SOURCE INFORMATION:

↓↓↓

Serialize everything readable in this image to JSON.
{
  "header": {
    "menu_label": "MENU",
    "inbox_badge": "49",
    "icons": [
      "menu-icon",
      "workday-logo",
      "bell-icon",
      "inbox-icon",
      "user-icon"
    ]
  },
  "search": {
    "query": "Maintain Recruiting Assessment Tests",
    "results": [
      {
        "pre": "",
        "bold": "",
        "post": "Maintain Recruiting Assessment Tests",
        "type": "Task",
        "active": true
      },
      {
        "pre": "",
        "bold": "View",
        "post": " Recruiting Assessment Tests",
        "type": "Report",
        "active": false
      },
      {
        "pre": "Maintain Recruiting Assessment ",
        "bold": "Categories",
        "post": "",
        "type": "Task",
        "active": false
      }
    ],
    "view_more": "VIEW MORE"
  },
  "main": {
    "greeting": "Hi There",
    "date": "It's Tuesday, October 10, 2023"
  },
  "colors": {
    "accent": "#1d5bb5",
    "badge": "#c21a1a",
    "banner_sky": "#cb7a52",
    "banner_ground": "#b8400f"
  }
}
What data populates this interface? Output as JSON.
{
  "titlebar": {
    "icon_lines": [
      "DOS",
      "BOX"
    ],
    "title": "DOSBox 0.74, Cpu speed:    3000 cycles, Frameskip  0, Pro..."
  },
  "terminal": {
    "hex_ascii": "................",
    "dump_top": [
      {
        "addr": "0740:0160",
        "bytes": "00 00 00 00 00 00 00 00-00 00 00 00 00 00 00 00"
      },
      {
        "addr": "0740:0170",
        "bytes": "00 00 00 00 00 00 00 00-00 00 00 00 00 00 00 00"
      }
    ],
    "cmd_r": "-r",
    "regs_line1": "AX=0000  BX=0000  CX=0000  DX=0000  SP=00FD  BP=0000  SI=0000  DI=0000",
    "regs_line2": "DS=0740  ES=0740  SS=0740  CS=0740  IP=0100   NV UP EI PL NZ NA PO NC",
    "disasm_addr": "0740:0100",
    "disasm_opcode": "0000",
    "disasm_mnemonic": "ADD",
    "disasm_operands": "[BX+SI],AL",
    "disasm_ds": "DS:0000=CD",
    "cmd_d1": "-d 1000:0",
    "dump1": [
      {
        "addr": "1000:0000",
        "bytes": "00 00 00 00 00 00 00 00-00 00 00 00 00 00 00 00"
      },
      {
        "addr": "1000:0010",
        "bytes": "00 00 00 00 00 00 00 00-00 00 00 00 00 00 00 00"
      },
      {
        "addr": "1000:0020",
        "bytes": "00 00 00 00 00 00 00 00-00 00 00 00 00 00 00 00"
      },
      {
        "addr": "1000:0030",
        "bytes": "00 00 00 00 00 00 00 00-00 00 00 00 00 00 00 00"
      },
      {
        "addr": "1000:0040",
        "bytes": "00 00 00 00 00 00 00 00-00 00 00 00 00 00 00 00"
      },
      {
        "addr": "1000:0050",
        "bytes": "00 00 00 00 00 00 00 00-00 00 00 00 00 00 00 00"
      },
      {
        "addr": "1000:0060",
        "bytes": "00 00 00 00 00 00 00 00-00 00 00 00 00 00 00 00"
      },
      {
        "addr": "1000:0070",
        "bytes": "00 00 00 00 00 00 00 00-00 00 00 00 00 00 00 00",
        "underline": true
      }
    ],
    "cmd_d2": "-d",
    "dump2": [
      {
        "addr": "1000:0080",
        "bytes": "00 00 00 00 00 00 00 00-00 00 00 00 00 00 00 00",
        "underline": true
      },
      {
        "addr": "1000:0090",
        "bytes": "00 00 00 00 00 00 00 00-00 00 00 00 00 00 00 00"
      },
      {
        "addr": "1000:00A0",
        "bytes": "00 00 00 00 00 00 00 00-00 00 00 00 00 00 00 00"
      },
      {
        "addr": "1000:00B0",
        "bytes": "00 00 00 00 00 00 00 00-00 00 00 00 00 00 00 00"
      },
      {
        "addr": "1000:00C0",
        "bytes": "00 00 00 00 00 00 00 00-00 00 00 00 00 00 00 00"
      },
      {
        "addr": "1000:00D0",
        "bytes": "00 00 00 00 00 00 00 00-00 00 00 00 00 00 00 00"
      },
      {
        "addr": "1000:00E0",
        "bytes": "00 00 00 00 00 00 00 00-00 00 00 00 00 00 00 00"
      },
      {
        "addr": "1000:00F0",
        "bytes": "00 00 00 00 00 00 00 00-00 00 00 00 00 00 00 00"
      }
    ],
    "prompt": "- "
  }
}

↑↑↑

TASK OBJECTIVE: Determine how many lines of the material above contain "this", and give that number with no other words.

THE COMPLETED TASK: 2